_Task details_
Images should be left out, and everything else in the listing reproduced exactly.
════
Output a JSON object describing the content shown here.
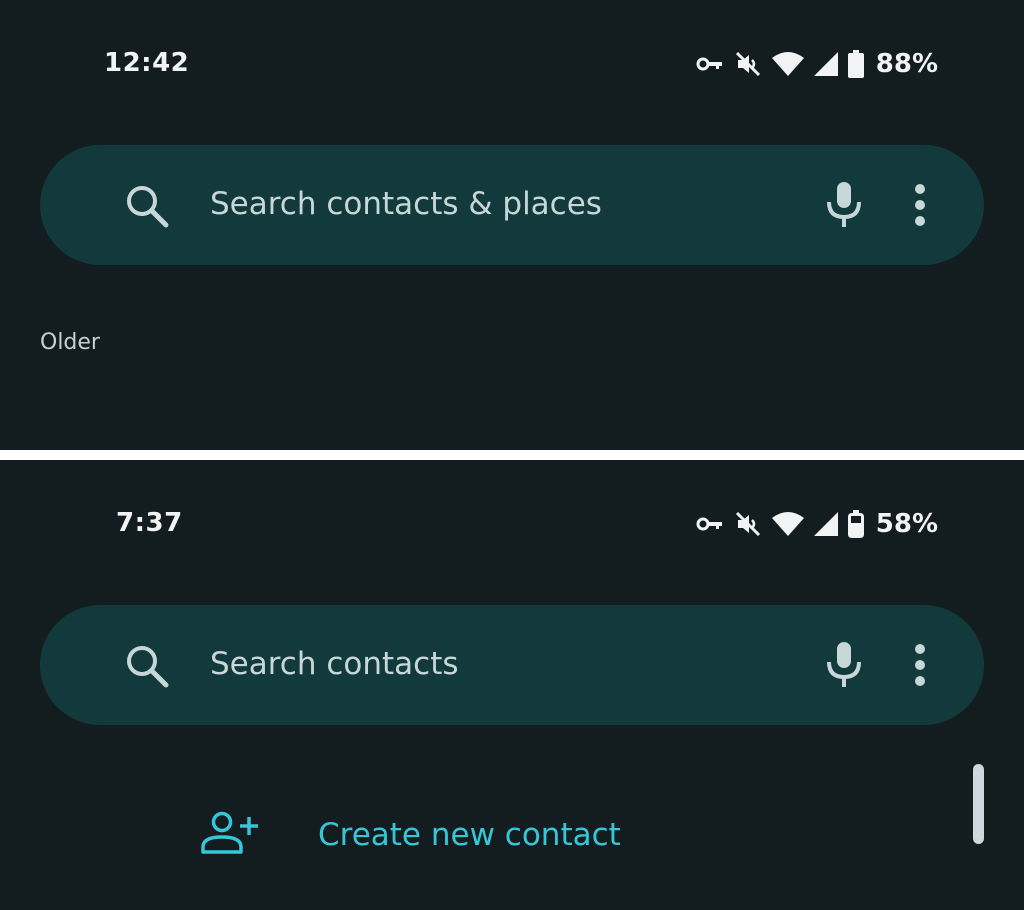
{
  "screen_top": {
    "status_bar": {
      "time": "12:42",
      "battery_percent": "88%",
      "icons": [
        "vpn-key-icon",
        "mute-icon",
        "wifi-icon",
        "signal-icon",
        "battery-icon"
      ]
    },
    "search": {
      "placeholder": "Search contacts & places",
      "icons": [
        "search-icon",
        "mic-icon",
        "more-vert-icon"
      ]
    },
    "section_label": "Older"
  },
  "screen_bottom": {
    "status_bar": {
      "time": "7:37",
      "battery_percent": "58%",
      "icons": [
        "vpn-key-icon",
        "mute-icon",
        "wifi-icon",
        "signal-icon",
        "battery-charging-icon"
      ]
    },
    "search": {
      "placeholder": "Search contacts",
      "icons": [
        "search-icon",
        "mic-icon",
        "more-vert-icon"
      ]
    },
    "create_contact_label": "Create new contact"
  },
  "colors": {
    "background": "#131d1f",
    "search_bar": "#12393b",
    "accent": "#35c7d8",
    "divider": "#ffffff"
  }
}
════
_Result of this task_
Output a JSON object describing the content shown here.
{
  "screen_top": {
    "status_bar": {
      "time": "12:42",
      "battery_percent": "88%",
      "icons": [
        "vpn-key-icon",
        "mute-icon",
        "wifi-icon",
        "signal-icon",
        "battery-icon"
      ]
    },
    "search": {
      "placeholder": "Search contacts & places",
      "icons": [
        "search-icon",
        "mic-icon",
        "more-vert-icon"
      ]
    },
    "section_label": "Older"
  },
  "screen_bottom": {
    "status_bar": {
      "time": "7:37",
      "battery_percent": "58%",
      "icons": [
        "vpn-key-icon",
        "mute-icon",
        "wifi-icon",
        "signal-icon",
        "battery-charging-icon"
      ]
    },
    "search": {
      "placeholder": "Search contacts",
      "icons": [
        "search-icon",
        "mic-icon",
        "more-vert-icon"
      ]
    },
    "create_contact_label": "Create new contact"
  },
  "colors": {
    "background": "#131d1f",
    "search_bar": "#12393b",
    "accent": "#35c7d8",
    "divider": "#ffffff"
  }
}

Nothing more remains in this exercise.